IN­SIGHT

Fiona lis­tened first, and when she was fin­ished Mindy wrapped an arm around her as she sobbed: her hand still against the stranger’s chest.

‘‘I knew it wasn’t Jamie, there was noth­ing like that but it was so spe­cial.’’

Mindy had been near death be­fore the trans­plant and Fiona said the trio in­stantly connected: ‘‘We had laughs, we cried, we shared pho­tos.’’

In Port­land, in the res­tau­rant, Mindy lis­tened to record­ings of Jamie play­ing the key­board and gui­tar.

He was good at that, his mum said. As soon as the trio met, Mindy asked if Fiona and Grant wanted to hear Jamie’s heart.

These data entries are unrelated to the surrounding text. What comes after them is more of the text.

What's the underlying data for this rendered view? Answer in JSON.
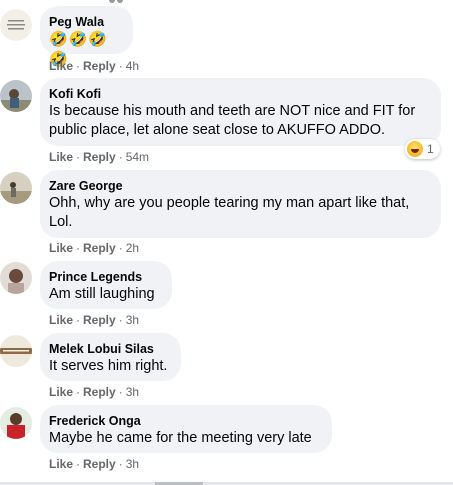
{
  "comments": [
    {
      "author": "Peg Wala",
      "text": "🤣🤣🤣🤣",
      "like": "Like",
      "reply": "Reply",
      "time": "4h"
    },
    {
      "author": "Kofi Kofi",
      "text": "Is because his mouth and teeth are NOT nice and FIT for public place, let alone seat close to AKUFFO ADDO.",
      "like": "Like",
      "reply": "Reply",
      "time": "54m",
      "reaction_count": "1"
    },
    {
      "author": "Zare George",
      "text": "Ohh, why are you people tearing my man apart like that, Lol.",
      "like": "Like",
      "reply": "Reply",
      "time": "2h"
    },
    {
      "author": "Prince Legends",
      "text": "Am still laughing",
      "like": "Like",
      "reply": "Reply",
      "time": "3h"
    },
    {
      "author": "Melek Lobui Silas",
      "text": "It serves him right.",
      "like": "Like",
      "reply": "Reply",
      "time": "3h"
    },
    {
      "author": "Frederick Onga",
      "text": "Maybe he came for the meeting very late",
      "like": "Like",
      "reply": "Reply",
      "time": "3h"
    }
  ],
  "avatar_icons": [
    "avatar-text-icon",
    "avatar-person-icon",
    "avatar-person-icon",
    "avatar-person-icon",
    "avatar-logo-icon",
    "avatar-person-icon"
  ],
  "colors": {
    "bubble": "#f0f2f5",
    "meta": "#65676b",
    "text": "#050505"
  }
}
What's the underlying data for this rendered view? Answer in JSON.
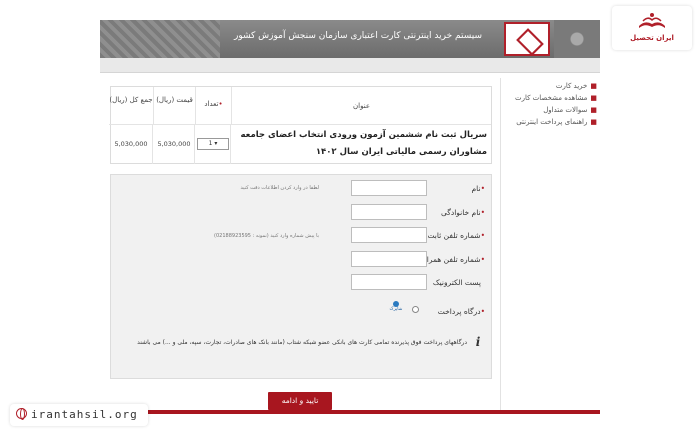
{
  "banner": {
    "title": "سیستم خرید اینترنتی کارت اعتباری سازمان سنجش آموزش کشور"
  },
  "brand": {
    "name": "ایران تحصیل"
  },
  "sidebar": {
    "items": [
      {
        "label": "خرید کارت"
      },
      {
        "label": "مشاهده مشخصات کارت"
      },
      {
        "label": "سوالات متداول"
      },
      {
        "label": "راهنمای پرداخت اینترنتی"
      }
    ]
  },
  "order": {
    "headers": {
      "title": "عنوان",
      "qty": "تعداد",
      "price": "قیمت (ریال)",
      "total": "جمع کل (ریال)"
    },
    "row": {
      "title": "سریال ثبت نام ششمین آزمون ورودی انتخاب اعضای جامعه مشاوران رسمی مالیاتی ایران سال ۱۴۰۲",
      "qty": "1",
      "price": "5,030,000",
      "total": "5,030,000"
    }
  },
  "form": {
    "first_name": {
      "label": "نام",
      "required": true,
      "hint": "لطفا در وارد کردن اطلاعات دقت کنید"
    },
    "last_name": {
      "label": "نام خانوادگی",
      "required": true
    },
    "phone": {
      "label": "شماره تلفن ثابت",
      "required": true,
      "hint": "با پیش شماره وارد کنید (نمونه : 02188923595)"
    },
    "mobile": {
      "label": "شماره تلفن همراه",
      "required": true
    },
    "email": {
      "label": "پست الکترونیک",
      "required": false
    },
    "gateway": {
      "label": "درگاه پرداخت",
      "required": true,
      "option_label": "شاپرک"
    },
    "note": "درگاههای پرداخت فوق پذیرنده تمامی کارت های بانکی عضو شبکه شتاب (مانند بانک های صادرات، تجارت، سپه، ملی و ...) می باشند"
  },
  "submit": {
    "label": "تایید و ادامه"
  },
  "footer": {
    "url": "irantahsil.org"
  },
  "colors": {
    "accent": "#a8161f",
    "banner": "#777777",
    "form_bg": "#f1f1f1"
  },
  "icons": {
    "info": "info-icon",
    "globe": "globe-icon",
    "bank": "shaparak-icon"
  }
}
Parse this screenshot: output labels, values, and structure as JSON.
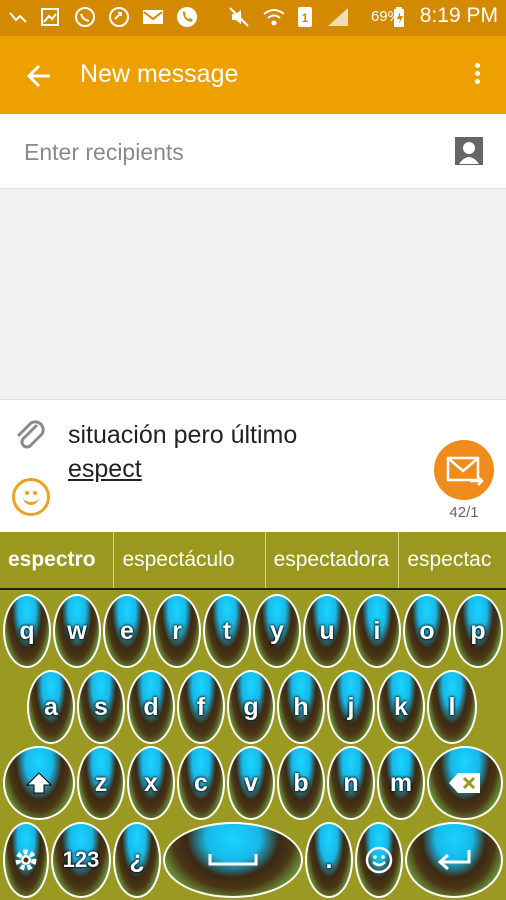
{
  "status_bar": {
    "left_icons": [
      "missed-call-icon",
      "gallery-icon",
      "whatsapp-icon",
      "sync-icon",
      "email-icon",
      "phone-icon"
    ],
    "right_icons": [
      "mute-icon",
      "wifi-icon",
      "sim-icon",
      "signal-icon"
    ],
    "battery": "69%",
    "time": "8:19 PM"
  },
  "app_bar": {
    "title": "New message"
  },
  "recipients": {
    "placeholder": "Enter recipients"
  },
  "compose": {
    "text_line1": "situación pero último",
    "text_composing": "espect",
    "counter": "42/1"
  },
  "suggestions": [
    "espectro",
    "espectáculo",
    "espectadora",
    "espectac"
  ],
  "keyboard": {
    "row1": [
      "q",
      "w",
      "e",
      "r",
      "t",
      "y",
      "u",
      "i",
      "o",
      "p"
    ],
    "row2": [
      "a",
      "s",
      "d",
      "f",
      "g",
      "h",
      "j",
      "k",
      "l"
    ],
    "row3": [
      "z",
      "x",
      "c",
      "v",
      "b",
      "n",
      "m"
    ],
    "row4": {
      "symbols": "123",
      "inverted_question": "¿",
      "period": "."
    }
  },
  "colors": {
    "status_bar": "#d48a00",
    "app_bar": "#eea000",
    "send_button": "#f08c1e",
    "keyboard_bg": "#9a9a22"
  }
}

‘‘Lit­tle did she know we had also taken a stetho­scope and were wait­ing for a mo­ment to say, ‘Can we lis­ten to your heart?’

‘‘Beau­ti­fully she put it: ‘It is our heart’.’’ Jamie came home three weeks af­ter his death.

A plane char­tered by the com­pany he had worked for car­ried him for his fi­nal trip.

The grief is ter­ri­ble, Fiona says, but there is so­lace in what her boy did for at least five other peo­ple who would have oth­er­wise died.

A trace of Jamie’s beat­ing heart taken on Decker’s one-year check-up is tat­tooed close to Fiona’s own heart, a heart that was bro­ken in June last year.

‘‘We’ve lost our boy but what he’s given to so many oth­ers makes it just a bit eas­ier.’’

More

JOHN COWPLAND/STUFF

Fiona Shen­nan’s son, Jamie, died af­ter a car crash in the United States in 2018 when he was 22. She has shared the fam­ily’s story of do­nat­ing his or­gans and meet­ing one of the re­cip­i­ents, Mindy Decker.

Newspapers in English

Newspapers from New Zealand

© PressReader. All rights reserved.